Skin seeding shows clinical benefit for children with intractable vitiligo
South Korean researchers report that a skin seeding technique (SST) may help children with intractable vitiligo who do not show adequate response to other therapies.
Published as a research letter in the Journal of the American Academy of Dermatology, the authors from Ajou University Medical Center and Eureka Skin and Laser Clinic in South Korea performed SST on 83 pediatric patients (<20 years of age) with stable (no disease progression for ≥6 months) and refractory (no improvement with nonsurgical treatments) vitiligo.

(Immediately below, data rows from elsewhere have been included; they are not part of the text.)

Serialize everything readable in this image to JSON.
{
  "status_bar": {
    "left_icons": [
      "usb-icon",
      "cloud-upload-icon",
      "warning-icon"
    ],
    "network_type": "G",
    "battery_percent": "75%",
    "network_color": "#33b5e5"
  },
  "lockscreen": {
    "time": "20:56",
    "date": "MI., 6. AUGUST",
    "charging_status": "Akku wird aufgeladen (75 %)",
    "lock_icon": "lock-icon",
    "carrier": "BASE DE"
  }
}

The SST procedure uses a motorized 0.4 to 0.5 mm micropunch machine that extracts normal skin and transplants it into the areas affected by vitiligo.

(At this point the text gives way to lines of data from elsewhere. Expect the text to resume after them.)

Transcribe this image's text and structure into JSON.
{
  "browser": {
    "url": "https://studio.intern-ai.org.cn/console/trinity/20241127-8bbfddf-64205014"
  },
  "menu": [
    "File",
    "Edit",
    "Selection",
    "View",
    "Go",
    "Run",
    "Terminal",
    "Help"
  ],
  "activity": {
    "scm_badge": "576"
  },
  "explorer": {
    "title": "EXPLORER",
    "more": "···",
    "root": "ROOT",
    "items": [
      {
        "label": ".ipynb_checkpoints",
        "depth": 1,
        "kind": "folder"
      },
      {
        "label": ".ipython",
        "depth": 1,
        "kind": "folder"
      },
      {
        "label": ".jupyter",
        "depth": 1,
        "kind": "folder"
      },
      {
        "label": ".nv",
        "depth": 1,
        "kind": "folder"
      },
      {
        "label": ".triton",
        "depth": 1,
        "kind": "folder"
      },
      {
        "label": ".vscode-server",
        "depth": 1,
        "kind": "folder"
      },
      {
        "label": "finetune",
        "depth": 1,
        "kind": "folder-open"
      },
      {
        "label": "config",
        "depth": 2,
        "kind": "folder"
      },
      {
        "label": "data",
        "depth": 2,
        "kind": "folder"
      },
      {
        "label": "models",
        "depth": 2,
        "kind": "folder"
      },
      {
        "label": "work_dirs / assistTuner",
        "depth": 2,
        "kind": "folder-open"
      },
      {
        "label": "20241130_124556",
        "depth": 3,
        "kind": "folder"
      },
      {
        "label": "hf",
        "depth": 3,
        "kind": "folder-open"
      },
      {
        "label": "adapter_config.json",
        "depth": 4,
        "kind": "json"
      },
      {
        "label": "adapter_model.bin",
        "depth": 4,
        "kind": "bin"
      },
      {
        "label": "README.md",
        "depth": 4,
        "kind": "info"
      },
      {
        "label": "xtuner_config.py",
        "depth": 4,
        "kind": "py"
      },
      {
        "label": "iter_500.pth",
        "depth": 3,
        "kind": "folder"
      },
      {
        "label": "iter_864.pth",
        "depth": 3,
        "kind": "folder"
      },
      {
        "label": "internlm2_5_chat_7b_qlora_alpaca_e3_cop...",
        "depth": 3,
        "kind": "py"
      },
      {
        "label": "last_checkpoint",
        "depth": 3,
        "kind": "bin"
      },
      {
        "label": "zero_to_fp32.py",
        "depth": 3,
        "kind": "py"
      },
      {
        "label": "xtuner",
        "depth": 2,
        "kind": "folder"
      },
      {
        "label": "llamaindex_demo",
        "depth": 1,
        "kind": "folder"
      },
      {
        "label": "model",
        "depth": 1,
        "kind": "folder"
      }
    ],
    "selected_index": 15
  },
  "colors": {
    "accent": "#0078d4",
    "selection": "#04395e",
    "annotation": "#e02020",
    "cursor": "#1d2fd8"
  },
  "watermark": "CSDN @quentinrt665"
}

One week after surgery, the surgical sites were treated with an excimer laser and 0.1% tacrolimus ointment. Two dermatologists compared clinical photographs at baseline to photos at follow-up visits to evaluate the repigmentation rate.
The authors report that all enrolled subjects had ≥3 months of follow-up (mean, 11.1 months) following surgery. Of the 83 patients, 76.0% showed good treatment response (>75% repigmentation). Partial (50% to 75%) and poor (<50%) treatment responses were each observed in 12% of the participants.
They noted the treatment prognosis was better for lesions located on the face and neck, and there was no spread of the treated lesions for more than one year.
“Having vitiligo causes severe stress, regardless of gender or age,” Professor Kang Hee-Young, one of the authors of the study, said in a press release. “Notably, the trial is especially significant as it confirmed good treatment effects in intractable pediatric patients who did not respond to conventional treatment.”